Work to be completed → Could you copy all of the records below exactly as they appear?
-------- Provided entries
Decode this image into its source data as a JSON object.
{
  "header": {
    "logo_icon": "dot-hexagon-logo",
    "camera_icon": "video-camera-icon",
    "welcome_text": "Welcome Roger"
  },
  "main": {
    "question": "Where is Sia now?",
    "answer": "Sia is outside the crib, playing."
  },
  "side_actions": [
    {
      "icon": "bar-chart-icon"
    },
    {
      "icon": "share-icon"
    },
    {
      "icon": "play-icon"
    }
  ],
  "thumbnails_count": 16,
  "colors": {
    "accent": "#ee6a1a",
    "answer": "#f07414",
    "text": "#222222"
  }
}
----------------
Answer area →
Decode this image into its source data as a JSON object.
{
  "header": {
    "logo_icon": "dot-hexagon-logo",
    "camera_icon": "video-camera-icon",
    "welcome_text": "Welcome Roger"
  },
  "main": {
    "question": "Where is Sia now?",
    "answer": "Sia is outside the crib, playing."
  },
  "side_actions": [
    {
      "icon": "bar-chart-icon"
    },
    {
      "icon": "share-icon"
    },
    {
      "icon": "play-icon"
    }
  ],
  "thumbnails_count": 16,
  "colors": {
    "accent": "#ee6a1a",
    "answer": "#f07414",
    "text": "#222222"
  }
}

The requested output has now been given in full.